(Interface dataset entries)
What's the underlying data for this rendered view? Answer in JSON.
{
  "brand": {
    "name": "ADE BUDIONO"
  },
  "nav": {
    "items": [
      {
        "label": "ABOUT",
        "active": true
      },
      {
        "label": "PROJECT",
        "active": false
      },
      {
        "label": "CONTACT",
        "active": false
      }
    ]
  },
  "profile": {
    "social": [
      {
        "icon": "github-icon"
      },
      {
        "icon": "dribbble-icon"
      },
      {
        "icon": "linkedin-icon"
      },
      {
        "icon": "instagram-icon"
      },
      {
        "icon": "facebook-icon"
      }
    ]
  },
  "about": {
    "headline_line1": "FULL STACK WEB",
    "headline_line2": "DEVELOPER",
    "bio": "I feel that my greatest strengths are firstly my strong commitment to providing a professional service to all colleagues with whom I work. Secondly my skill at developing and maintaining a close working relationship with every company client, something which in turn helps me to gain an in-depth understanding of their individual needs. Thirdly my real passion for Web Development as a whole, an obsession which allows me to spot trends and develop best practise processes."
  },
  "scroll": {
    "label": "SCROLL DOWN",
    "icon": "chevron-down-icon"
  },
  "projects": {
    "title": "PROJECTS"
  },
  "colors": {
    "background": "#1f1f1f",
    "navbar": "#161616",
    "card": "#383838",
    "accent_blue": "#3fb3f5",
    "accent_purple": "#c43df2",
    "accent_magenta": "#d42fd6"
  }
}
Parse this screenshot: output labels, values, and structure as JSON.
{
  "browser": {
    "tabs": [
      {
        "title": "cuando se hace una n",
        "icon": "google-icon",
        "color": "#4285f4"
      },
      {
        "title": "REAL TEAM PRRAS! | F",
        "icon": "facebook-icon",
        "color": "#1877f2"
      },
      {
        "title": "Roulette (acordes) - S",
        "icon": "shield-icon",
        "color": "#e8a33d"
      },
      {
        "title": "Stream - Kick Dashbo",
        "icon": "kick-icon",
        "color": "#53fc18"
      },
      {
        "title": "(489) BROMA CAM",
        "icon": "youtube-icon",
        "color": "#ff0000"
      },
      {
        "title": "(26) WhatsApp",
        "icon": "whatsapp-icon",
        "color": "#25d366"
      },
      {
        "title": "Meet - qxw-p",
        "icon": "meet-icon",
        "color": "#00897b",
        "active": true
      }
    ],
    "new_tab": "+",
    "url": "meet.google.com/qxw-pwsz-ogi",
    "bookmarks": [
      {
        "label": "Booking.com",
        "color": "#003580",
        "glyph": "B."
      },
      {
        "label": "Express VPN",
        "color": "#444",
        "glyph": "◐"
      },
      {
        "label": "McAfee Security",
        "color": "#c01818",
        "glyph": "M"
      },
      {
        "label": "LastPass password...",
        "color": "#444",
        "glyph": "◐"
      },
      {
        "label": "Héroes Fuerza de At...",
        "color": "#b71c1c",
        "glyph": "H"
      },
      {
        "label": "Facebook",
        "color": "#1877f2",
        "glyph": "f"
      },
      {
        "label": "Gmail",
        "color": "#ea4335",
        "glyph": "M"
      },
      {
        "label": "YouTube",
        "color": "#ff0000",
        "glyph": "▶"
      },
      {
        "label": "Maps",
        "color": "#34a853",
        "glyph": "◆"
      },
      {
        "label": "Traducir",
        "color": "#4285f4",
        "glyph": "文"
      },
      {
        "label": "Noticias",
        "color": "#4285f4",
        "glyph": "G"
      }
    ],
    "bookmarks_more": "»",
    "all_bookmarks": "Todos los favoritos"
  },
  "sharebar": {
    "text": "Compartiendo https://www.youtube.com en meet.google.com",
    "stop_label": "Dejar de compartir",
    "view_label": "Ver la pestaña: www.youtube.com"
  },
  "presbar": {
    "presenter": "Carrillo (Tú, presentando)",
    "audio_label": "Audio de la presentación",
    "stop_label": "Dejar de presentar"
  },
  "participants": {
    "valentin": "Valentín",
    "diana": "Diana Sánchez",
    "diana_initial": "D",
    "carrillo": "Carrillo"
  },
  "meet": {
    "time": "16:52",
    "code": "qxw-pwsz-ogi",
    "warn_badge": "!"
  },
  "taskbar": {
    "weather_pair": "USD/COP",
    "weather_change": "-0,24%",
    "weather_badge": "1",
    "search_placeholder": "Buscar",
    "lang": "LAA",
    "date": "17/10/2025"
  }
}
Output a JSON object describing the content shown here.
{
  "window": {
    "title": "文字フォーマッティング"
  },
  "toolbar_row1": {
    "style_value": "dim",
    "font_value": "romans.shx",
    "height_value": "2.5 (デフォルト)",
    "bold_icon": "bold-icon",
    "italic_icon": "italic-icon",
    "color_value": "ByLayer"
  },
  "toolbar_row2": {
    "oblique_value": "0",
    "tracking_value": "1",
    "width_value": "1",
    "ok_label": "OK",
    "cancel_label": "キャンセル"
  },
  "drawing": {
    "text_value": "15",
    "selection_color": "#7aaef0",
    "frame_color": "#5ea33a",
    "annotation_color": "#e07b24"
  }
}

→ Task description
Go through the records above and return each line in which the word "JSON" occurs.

→ Output
What's the underlying data for this rendered view? Answer in JSON.
Parse this screenshot: output labels, values, and structure as JSON.
Output a JSON object describing the content shown here.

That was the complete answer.